WHAT YOU NEED TO DO -
Only the lines of the data holding the string "label" need to be returned.

DATA RECORDS -
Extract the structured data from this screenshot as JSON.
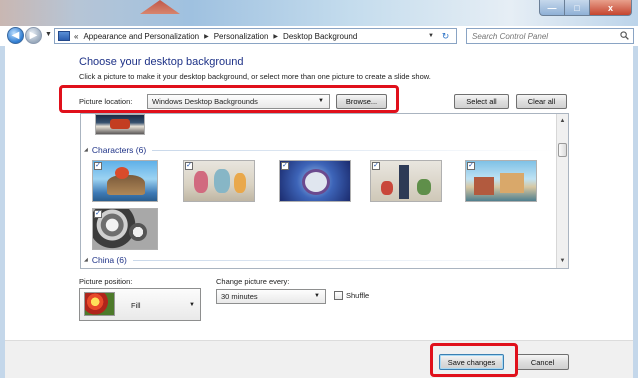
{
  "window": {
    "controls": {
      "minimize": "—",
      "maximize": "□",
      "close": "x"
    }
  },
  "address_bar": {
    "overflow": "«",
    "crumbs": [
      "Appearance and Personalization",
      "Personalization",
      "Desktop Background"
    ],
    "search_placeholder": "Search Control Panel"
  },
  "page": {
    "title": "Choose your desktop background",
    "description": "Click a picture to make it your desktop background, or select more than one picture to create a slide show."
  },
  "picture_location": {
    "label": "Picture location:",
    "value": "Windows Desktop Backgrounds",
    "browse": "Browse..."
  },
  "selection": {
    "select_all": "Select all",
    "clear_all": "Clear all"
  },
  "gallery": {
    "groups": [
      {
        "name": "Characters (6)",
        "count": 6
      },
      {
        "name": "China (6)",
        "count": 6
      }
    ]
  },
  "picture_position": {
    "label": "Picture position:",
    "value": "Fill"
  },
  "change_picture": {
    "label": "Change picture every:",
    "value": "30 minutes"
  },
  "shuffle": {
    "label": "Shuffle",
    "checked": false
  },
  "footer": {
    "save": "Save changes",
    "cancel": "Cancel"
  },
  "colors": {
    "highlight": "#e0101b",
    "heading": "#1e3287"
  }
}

REPLY -
    "label": "Picture location:",
    "label": "Picture position:",
    "label": "Change picture every:",
    "label": "Shuffle",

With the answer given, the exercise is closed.